Worrell: Fixed rate works for Barbados
Central Bank Governor Dr DeLisle Worrell yesterday mounted a strong defence of the island’s fixed exchange rate, a staple of the Barbados economy, before a field of international economic experts.
He was addressing the Peterson Institute for International Economics in Washington, DC, and was hailed by the host as a distinguished scholar in his field, while Barbados was regarded as a “uniquely interesting” example for monetary and fiscal policy in a small open economy.
The governor spoke on the topic: Macroeconomic Options For Very Small Open Economies.

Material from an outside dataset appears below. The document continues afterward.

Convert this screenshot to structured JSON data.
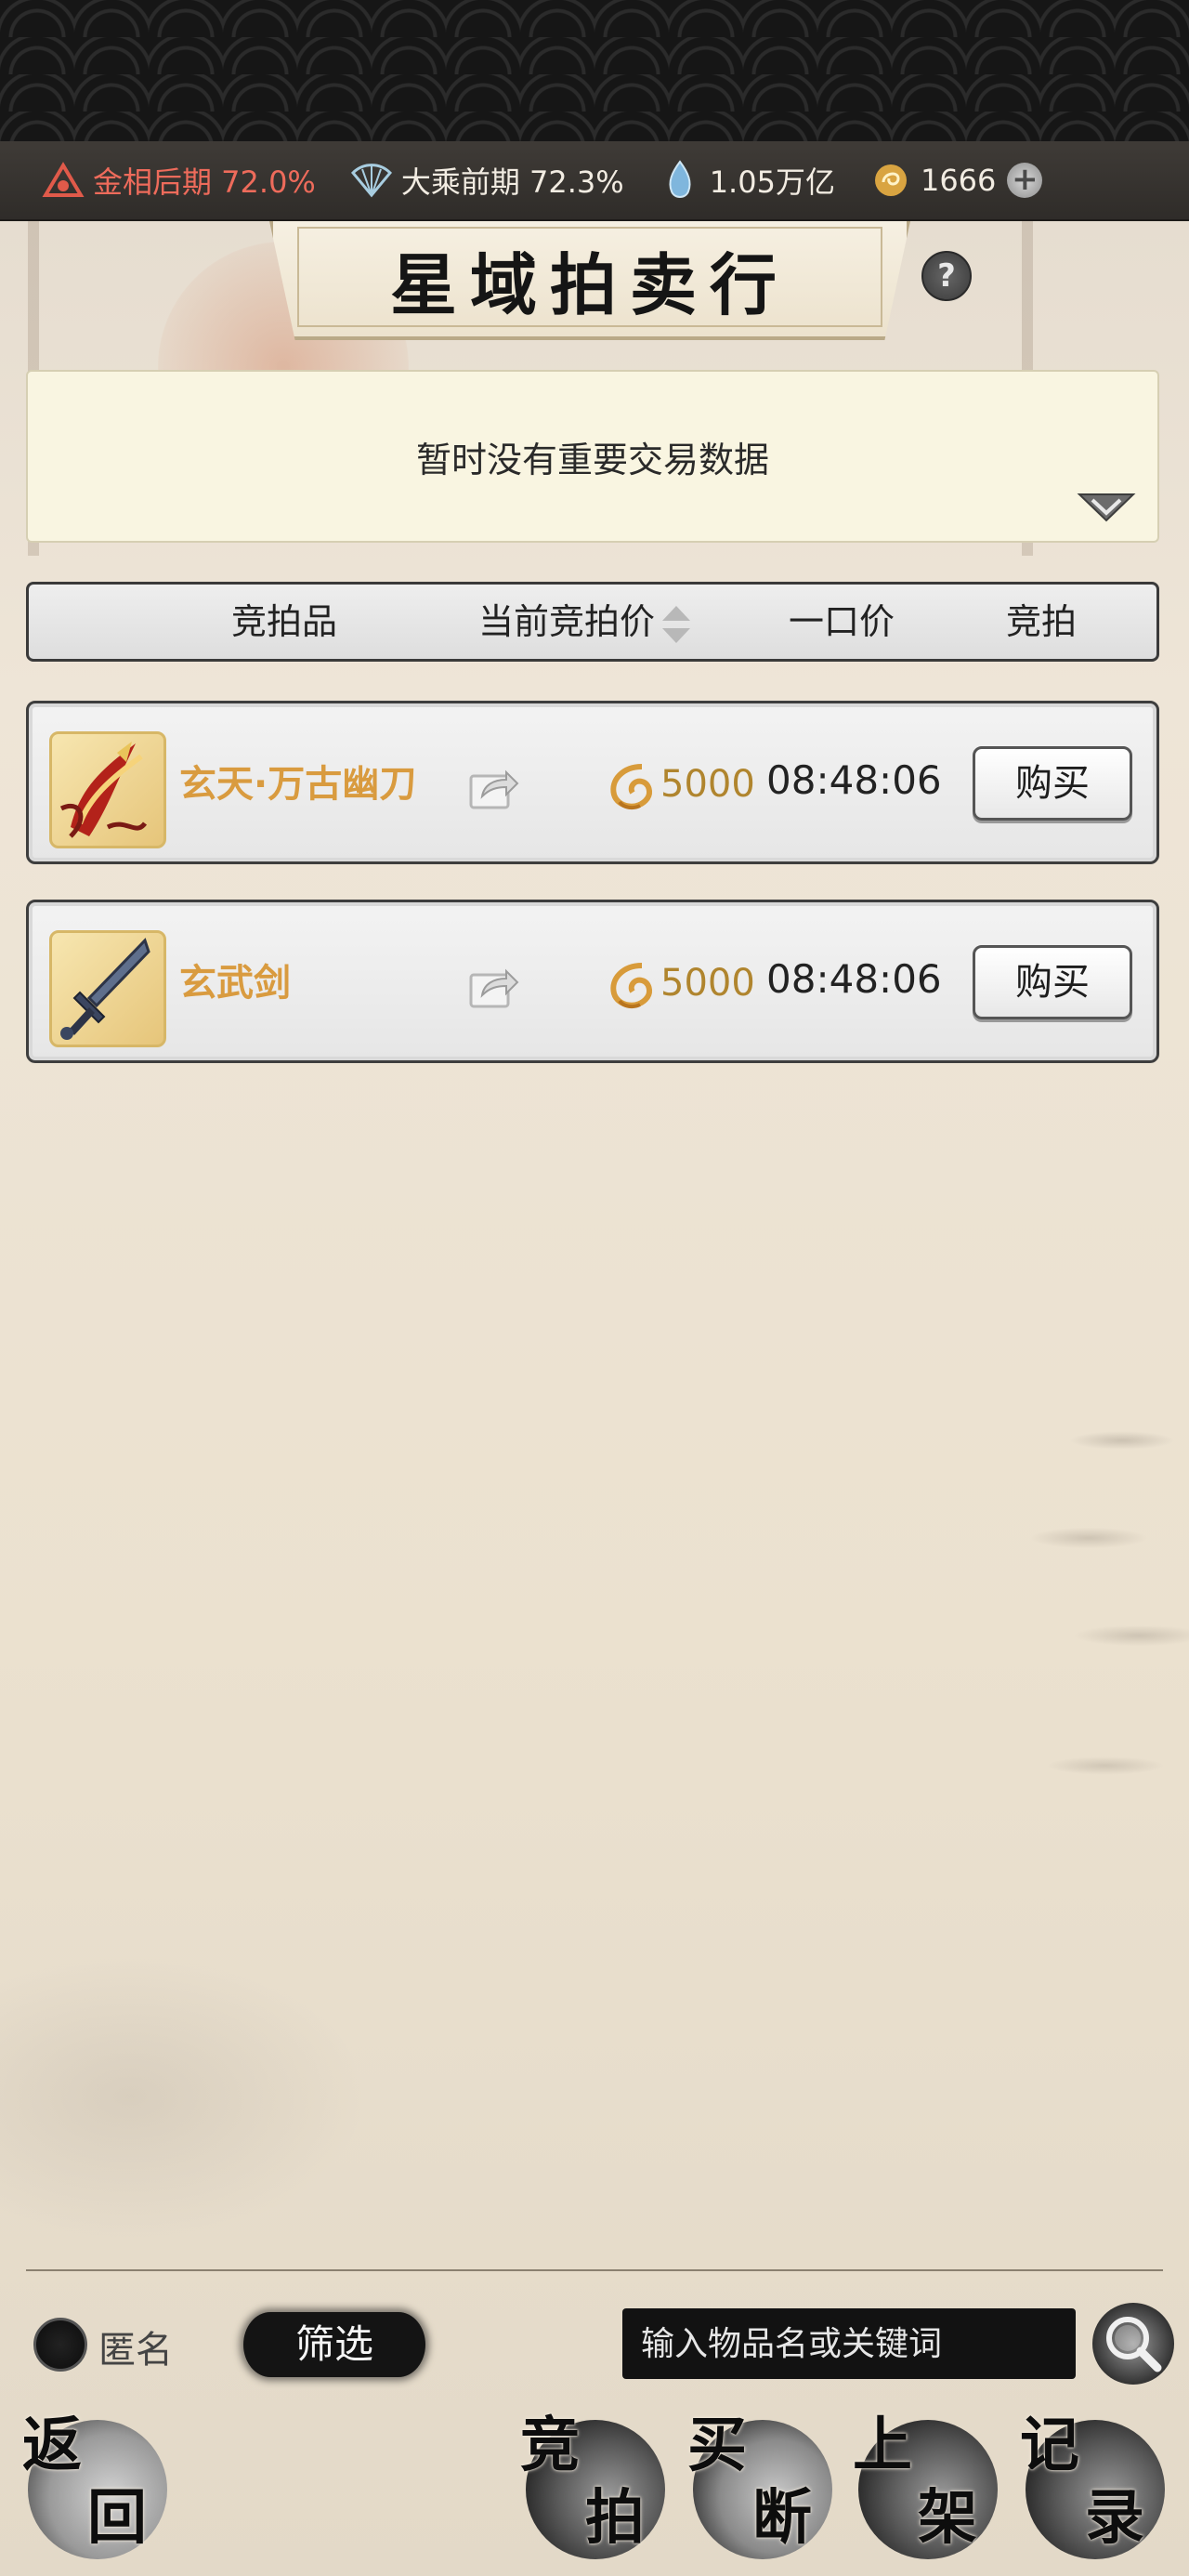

The invited guests were among the world’s recognised experts in the area of economics and international finance, and Worrell later responded to questions from them.
He said that international financial institutions, rating agencies and the international financial community expected small economies like Barbados to adopt the same combination of flexible exchange rate and adaptive monetary policy recommended for large economies.
“When we choose instead to anchor the exchange rate and to manage aggregate demand through fiscal policy, we are accused of being masochistic . . . . The reality is that we have no other choice,” he stated.
Expansion, the economist added, was sustainable for small economies only if led by the sectors that earned and saved foreign exchange.
The range of exports in small economies were narrow but the range of imports wide, so there was very little scope for import substitution and exchange rate depreciation did not necessary provide an incentive for higher exports, he said.
“The depreciation leaves export prices unchanged, in foreign currency terms, and therefore has no immediate effect on market prospects . . . . Whether there is a later effect depends on the extent to which domestic producers of export are able to reduce cost measured in foreign currency,” he said.
The advantage of the framework as employed by Barbados was that the predictability of the exchange rate was highly valued by economic agents, and the ability to keep the rate unchanged over the long term lent credibility to economic policy, Worrell explained.
The exchange rate anchor was an effective anti-inflationary policy because it did not aggravate the effects of imported inflation, the governor concluded. (AC)